■ EXERCISE INSTRUCTIONS ■
Return the data given below exactly as it appears.

(Dataset rows for apps and sites)
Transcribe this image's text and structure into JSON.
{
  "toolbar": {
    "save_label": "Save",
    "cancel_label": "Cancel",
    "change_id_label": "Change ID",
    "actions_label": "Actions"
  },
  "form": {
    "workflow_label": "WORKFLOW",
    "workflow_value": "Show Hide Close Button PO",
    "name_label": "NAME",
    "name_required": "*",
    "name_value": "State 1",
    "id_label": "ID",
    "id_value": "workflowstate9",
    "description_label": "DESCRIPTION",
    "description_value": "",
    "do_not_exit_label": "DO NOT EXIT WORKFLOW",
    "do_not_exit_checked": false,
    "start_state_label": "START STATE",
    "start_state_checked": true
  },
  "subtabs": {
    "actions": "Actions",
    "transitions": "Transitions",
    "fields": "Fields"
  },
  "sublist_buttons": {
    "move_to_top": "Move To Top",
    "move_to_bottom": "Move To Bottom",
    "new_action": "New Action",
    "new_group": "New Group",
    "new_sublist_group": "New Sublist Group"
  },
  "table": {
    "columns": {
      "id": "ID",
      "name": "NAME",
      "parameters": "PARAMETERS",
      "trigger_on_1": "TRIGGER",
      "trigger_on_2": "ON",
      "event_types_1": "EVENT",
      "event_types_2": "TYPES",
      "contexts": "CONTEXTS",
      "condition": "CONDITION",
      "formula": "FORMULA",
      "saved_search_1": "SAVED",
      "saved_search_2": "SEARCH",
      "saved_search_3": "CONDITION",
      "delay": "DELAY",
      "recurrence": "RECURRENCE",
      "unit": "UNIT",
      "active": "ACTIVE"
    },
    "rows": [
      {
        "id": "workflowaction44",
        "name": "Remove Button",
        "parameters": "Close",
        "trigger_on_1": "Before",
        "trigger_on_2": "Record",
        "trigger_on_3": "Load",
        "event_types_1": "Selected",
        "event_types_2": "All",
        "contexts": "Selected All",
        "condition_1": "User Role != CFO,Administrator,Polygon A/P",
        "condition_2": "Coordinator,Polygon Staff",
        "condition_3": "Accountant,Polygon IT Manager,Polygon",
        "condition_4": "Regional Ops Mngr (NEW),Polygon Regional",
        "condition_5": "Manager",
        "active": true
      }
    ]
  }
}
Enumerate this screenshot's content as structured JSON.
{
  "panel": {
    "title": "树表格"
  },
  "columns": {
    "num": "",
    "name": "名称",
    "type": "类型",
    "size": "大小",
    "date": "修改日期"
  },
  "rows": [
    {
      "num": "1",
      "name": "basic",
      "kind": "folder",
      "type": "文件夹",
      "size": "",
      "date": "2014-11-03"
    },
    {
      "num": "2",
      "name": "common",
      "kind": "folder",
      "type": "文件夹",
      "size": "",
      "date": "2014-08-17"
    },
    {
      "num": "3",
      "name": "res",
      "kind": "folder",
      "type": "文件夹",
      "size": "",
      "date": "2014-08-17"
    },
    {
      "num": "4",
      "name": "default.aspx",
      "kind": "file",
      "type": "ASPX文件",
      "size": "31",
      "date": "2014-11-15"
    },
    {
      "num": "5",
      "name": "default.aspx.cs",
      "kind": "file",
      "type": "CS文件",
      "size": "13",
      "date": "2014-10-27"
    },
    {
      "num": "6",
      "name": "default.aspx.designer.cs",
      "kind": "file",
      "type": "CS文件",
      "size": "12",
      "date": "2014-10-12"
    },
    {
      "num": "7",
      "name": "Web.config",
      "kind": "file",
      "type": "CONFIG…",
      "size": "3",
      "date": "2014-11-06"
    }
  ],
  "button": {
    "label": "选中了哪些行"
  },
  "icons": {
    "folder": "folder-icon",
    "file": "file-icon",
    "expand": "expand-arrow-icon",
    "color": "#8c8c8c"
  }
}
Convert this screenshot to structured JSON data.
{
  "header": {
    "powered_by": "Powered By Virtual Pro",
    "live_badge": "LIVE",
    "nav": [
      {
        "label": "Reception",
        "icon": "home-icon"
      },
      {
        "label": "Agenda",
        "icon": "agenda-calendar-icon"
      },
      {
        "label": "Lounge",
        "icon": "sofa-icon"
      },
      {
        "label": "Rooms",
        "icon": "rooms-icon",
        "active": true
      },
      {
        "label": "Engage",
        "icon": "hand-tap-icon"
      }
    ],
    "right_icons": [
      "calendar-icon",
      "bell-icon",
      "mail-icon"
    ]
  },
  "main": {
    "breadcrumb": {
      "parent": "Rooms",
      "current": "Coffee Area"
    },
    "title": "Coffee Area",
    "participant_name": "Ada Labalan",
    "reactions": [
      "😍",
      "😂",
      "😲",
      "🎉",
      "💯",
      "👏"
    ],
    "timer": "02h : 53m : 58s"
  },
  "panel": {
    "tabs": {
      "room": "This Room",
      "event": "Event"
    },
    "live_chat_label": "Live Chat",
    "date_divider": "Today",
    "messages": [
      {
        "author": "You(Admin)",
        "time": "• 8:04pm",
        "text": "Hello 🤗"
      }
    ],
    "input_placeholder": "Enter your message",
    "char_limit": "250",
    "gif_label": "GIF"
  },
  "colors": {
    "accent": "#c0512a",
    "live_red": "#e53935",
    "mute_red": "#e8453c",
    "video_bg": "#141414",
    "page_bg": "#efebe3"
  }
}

■ RESPONSE ■
Transcribe this image's text and structure into JSON.
{
  "toolbar": {
    "save_label": "Save",
    "cancel_label": "Cancel",
    "change_id_label": "Change ID",
    "actions_label": "Actions"
  },
  "form": {
    "workflow_label": "WORKFLOW",
    "workflow_value": "Show Hide Close Button PO",
    "name_label": "NAME",
    "name_required": "*",
    "name_value": "State 1",
    "id_label": "ID",
    "id_value": "workflowstate9",
    "description_label": "DESCRIPTION",
    "description_value": "",
    "do_not_exit_label": "DO NOT EXIT WORKFLOW",
    "do_not_exit_checked": false,
    "start_state_label": "START STATE",
    "start_state_checked": true
  },
  "subtabs": {
    "actions": "Actions",
    "transitions": "Transitions",
    "fields": "Fields"
  },
  "sublist_buttons": {
    "move_to_top": "Move To Top",
    "move_to_bottom": "Move To Bottom",
    "new_action": "New Action",
    "new_group": "New Group",
    "new_sublist_group": "New Sublist Group"
  },
  "table": {
    "columns": {
      "id": "ID",
      "name": "NAME",
      "parameters": "PARAMETERS",
      "trigger_on_1": "TRIGGER",
      "trigger_on_2": "ON",
      "event_types_1": "EVENT",
      "event_types_2": "TYPES",
      "contexts": "CONTEXTS",
      "condition": "CONDITION",
      "formula": "FORMULA",
      "saved_search_1": "SAVED",
      "saved_search_2": "SEARCH",
      "saved_search_3": "CONDITION",
      "delay": "DELAY",
      "recurrence": "RECURRENCE",
      "unit": "UNIT",
      "active": "ACTIVE"
    },
    "rows": [
      {
        "id": "workflowaction44",
        "name": "Remove Button",
        "parameters": "Close",
        "trigger_on_1": "Before",
        "trigger_on_2": "Record",
        "trigger_on_3": "Load",
        "event_types_1": "Selected",
        "event_types_2": "All",
        "contexts": "Selected All",
        "condition_1": "User Role != CFO,Administrator,Polygon A/P",
        "condition_2": "Coordinator,Polygon Staff",
        "condition_3": "Accountant,Polygon IT Manager,Polygon",
        "condition_4": "Regional Ops Mngr (NEW),Polygon Regional",
        "condition_5": "Manager",
        "active": true
      }
    ]
  }
}
Enumerate this screenshot's content as structured JSON.
{
  "panel": {
    "title": "树表格"
  },
  "columns": {
    "num": "",
    "name": "名称",
    "type": "类型",
    "size": "大小",
    "date": "修改日期"
  },
  "rows": [
    {
      "num": "1",
      "name": "basic",
      "kind": "folder",
      "type": "文件夹",
      "size": "",
      "date": "2014-11-03"
    },
    {
      "num": "2",
      "name": "common",
      "kind": "folder",
      "type": "文件夹",
      "size": "",
      "date": "2014-08-17"
    },
    {
      "num": "3",
      "name": "res",
      "kind": "folder",
      "type": "文件夹",
      "size": "",
      "date": "2014-08-17"
    },
    {
      "num": "4",
      "name": "default.aspx",
      "kind": "file",
      "type": "ASPX文件",
      "size": "31",
      "date": "2014-11-15"
    },
    {
      "num": "5",
      "name": "default.aspx.cs",
      "kind": "file",
      "type": "CS文件",
      "size": "13",
      "date": "2014-10-27"
    },
    {
      "num": "6",
      "name": "default.aspx.designer.cs",
      "kind": "file",
      "type": "CS文件",
      "size": "12",
      "date": "2014-10-12"
    },
    {
      "num": "7",
      "name": "Web.config",
      "kind": "file",
      "type": "CONFIG…",
      "size": "3",
      "date": "2014-11-06"
    }
  ],
  "button": {
    "label": "选中了哪些行"
  },
  "icons": {
    "folder": "folder-icon",
    "file": "file-icon",
    "expand": "expand-arrow-icon",
    "color": "#8c8c8c"
  }
}
Convert this screenshot to structured JSON data.
{
  "header": {
    "powered_by": "Powered By Virtual Pro",
    "live_badge": "LIVE",
    "nav": [
      {
        "label": "Reception",
        "icon": "home-icon"
      },
      {
        "label": "Agenda",
        "icon": "agenda-calendar-icon"
      },
      {
        "label": "Lounge",
        "icon": "sofa-icon"
      },
      {
        "label": "Rooms",
        "icon": "rooms-icon",
        "active": true
      },
      {
        "label": "Engage",
        "icon": "hand-tap-icon"
      }
    ],
    "right_icons": [
      "calendar-icon",
      "bell-icon",
      "mail-icon"
    ]
  },
  "main": {
    "breadcrumb": {
      "parent": "Rooms",
      "current": "Coffee Area"
    },
    "title": "Coffee Area",
    "participant_name": "Ada Labalan",
    "reactions": [
      "😍",
      "😂",
      "😲",
      "🎉",
      "💯",
      "👏"
    ],
    "timer": "02h : 53m : 58s"
  },
  "panel": {
    "tabs": {
      "room": "This Room",
      "event": "Event"
    },
    "live_chat_label": "Live Chat",
    "date_divider": "Today",
    "messages": [
      {
        "author": "You(Admin)",
        "time": "• 8:04pm",
        "text": "Hello 🤗"
      }
    ],
    "input_placeholder": "Enter your message",
    "char_limit": "250",
    "gif_label": "GIF"
  },
  "colors": {
    "accent": "#c0512a",
    "live_red": "#e53935",
    "mute_red": "#e8453c",
    "video_bg": "#141414",
    "page_bg": "#efebe3"
  }
}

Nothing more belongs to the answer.